Rubber Bed Mats keep your camper from sliding in the bed and that’s why we highly recommend them for all Scout Camper owners. Their main advantage is that they protect your truck bed surface and prevent damage on both your camper and your truck. Rubber Bed Mats are cost effective and will keep your Scout Camper more stable while it sits in the truck bed.
4. Choose the Right Tires
Make sure your truck tires are in good condition and have the right weight rating for your truck camper. You can find this capacity in the fine print on the sidewall of your tire, which is usually located just behind the tire inflation number. This will always be your weak link in your weight carrying capacity and should always be checked before carrying any load. We highly recommend “E” rated tires. While stock tires may be okay if they have the right weight rating and are in good condition, upgrading your existing tires is highly advised to improve your truck’s road performance, handling, safety and stability.
5. Check your Truck’s Electrical System
You can connect your Scout Camper to your truck’s electrical in a few ways. You can connect it to the 7-prong wiring located at the hitch or to a secondary 7-prong connection added to your truck box. If you are towing, you will need to use the second option. Both options will require a pigtail extension which you can purchase at your local dealership.
Prior to connecting the 7-prong wiring of the truck camper to your truck, make sure your truck’s electrical system is functioning well.
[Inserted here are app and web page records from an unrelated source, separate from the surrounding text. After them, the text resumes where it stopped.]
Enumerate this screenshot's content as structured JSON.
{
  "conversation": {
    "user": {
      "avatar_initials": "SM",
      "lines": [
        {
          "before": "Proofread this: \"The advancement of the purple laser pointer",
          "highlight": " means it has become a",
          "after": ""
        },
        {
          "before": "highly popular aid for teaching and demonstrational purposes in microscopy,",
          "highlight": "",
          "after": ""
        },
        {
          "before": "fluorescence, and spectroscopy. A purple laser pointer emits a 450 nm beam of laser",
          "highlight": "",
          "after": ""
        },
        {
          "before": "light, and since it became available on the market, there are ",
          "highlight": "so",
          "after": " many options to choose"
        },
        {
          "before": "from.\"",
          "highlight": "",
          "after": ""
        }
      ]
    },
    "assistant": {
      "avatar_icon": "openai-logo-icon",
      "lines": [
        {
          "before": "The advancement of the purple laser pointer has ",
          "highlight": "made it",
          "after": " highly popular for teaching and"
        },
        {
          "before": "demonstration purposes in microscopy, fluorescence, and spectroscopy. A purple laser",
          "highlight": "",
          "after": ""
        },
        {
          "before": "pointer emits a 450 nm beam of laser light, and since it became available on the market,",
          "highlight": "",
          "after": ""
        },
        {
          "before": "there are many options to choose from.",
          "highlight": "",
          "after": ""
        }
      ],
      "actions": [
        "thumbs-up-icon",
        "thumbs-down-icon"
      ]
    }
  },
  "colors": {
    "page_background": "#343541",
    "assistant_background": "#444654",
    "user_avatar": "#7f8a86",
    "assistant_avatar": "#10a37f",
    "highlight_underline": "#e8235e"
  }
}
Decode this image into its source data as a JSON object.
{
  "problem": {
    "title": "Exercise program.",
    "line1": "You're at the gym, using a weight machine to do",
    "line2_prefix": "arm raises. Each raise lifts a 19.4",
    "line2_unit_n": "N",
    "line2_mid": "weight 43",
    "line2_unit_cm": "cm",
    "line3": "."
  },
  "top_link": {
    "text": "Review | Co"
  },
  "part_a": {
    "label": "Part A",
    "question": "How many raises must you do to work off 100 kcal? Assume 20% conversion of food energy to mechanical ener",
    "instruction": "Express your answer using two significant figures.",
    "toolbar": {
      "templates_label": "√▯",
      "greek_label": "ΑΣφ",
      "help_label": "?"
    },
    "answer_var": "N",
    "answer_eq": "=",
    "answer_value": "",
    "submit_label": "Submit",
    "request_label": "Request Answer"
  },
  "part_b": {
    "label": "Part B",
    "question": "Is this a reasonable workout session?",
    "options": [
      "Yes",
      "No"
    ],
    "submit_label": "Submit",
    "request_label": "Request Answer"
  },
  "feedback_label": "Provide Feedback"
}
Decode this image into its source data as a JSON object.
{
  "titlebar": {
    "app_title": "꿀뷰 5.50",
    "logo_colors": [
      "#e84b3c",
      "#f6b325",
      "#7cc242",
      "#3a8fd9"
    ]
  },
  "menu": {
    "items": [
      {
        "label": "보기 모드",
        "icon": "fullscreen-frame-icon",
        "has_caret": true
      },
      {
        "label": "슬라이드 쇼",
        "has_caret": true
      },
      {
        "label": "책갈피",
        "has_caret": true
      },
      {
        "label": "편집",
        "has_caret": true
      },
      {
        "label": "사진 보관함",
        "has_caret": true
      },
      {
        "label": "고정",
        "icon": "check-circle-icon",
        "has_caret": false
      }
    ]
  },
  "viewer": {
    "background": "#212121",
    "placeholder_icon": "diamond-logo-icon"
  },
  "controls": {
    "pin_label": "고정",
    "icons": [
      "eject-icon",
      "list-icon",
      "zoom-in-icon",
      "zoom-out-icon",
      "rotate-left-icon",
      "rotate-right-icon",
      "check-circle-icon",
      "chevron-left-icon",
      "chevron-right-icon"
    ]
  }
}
Check the condition of your truck battery and make sure it’s free of corrosion. Once your truck’s electrical system is confirmed to be functioning well, you’ll be able to connect your truck to your new Scout.
6. Check your Truck’s Electrical System
All Scout Campers come standard with a Ratchet Tie Down System that will securely attach the truck camper to your truck. There are two ways to secure the ratchet hooks:
A) Use the factory tie-down anchors - verify with your truck dealership or manufacturer that they meet the load ratings of your Scout Camper.
B) Consider custom alternative solutions - connect with us or your local dealer to explore these options.
7. Explore Suspension Enhancements
For the best experience, we recommend that all Scout Camper owners get suspension enhancements especially if they own a mid-sized or half-ton truck. Properly rated airbags, helper springs or overload springs are highly recommended.
The Firestone Ride-Rite Air Bags are our recommendation because they are “designed to maximize safe load carrying capacity, stability, and overall ride quality.” Refer to your local tire shop for more information and installation. A leveled vehicle will grant more maneuverability, and ensure a safer, more stable ride.
Ready for Action!
A few simple steps can go a long way to ensure you have a great truck camping experience with safety and security. Your truck will now be ready to install your Scout Camper so that you can get out there and explore without limits.
If you have any questions, do not hesitate to reach out to a Brand Representative here who will be happy to address any questions you may have.